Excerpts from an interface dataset
----
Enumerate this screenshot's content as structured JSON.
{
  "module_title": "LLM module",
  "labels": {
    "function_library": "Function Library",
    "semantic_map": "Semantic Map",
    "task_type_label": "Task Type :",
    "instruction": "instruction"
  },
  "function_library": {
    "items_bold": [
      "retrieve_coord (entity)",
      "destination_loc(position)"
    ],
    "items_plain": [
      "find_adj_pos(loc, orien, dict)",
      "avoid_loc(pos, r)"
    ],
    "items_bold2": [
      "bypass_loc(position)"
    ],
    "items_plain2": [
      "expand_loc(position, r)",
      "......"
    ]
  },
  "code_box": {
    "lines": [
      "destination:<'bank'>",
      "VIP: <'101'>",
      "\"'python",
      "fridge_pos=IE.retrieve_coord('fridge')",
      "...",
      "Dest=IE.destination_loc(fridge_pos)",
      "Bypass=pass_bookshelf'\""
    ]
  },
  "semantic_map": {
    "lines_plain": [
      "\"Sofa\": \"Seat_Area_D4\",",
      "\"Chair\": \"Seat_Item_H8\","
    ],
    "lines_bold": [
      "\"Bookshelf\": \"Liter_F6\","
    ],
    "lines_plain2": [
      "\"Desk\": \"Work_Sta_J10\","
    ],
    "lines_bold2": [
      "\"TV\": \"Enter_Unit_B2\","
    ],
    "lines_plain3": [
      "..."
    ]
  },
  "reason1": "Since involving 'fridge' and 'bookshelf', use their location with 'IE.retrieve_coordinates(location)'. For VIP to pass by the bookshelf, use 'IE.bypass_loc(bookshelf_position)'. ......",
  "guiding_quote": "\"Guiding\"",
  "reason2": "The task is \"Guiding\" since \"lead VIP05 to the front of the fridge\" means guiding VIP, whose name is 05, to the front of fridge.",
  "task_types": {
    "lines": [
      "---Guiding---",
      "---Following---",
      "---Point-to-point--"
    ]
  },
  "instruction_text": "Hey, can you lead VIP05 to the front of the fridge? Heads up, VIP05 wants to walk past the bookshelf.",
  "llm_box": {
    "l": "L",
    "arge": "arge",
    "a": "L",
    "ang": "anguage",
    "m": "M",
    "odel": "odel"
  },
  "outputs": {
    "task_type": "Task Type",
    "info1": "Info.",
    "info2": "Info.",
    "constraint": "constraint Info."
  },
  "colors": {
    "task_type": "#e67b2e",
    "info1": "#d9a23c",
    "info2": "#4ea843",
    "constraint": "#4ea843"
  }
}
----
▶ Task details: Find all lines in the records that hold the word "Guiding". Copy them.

▶ Answer box:
  "guiding_quote": "\"Guiding\"",
  "reason2": "The task is \"Guiding\" since \"lead VIP05 to the front of the fridge\" means guiding VIP, whose name is 05, to the front of fridge.",
      "---Guiding---",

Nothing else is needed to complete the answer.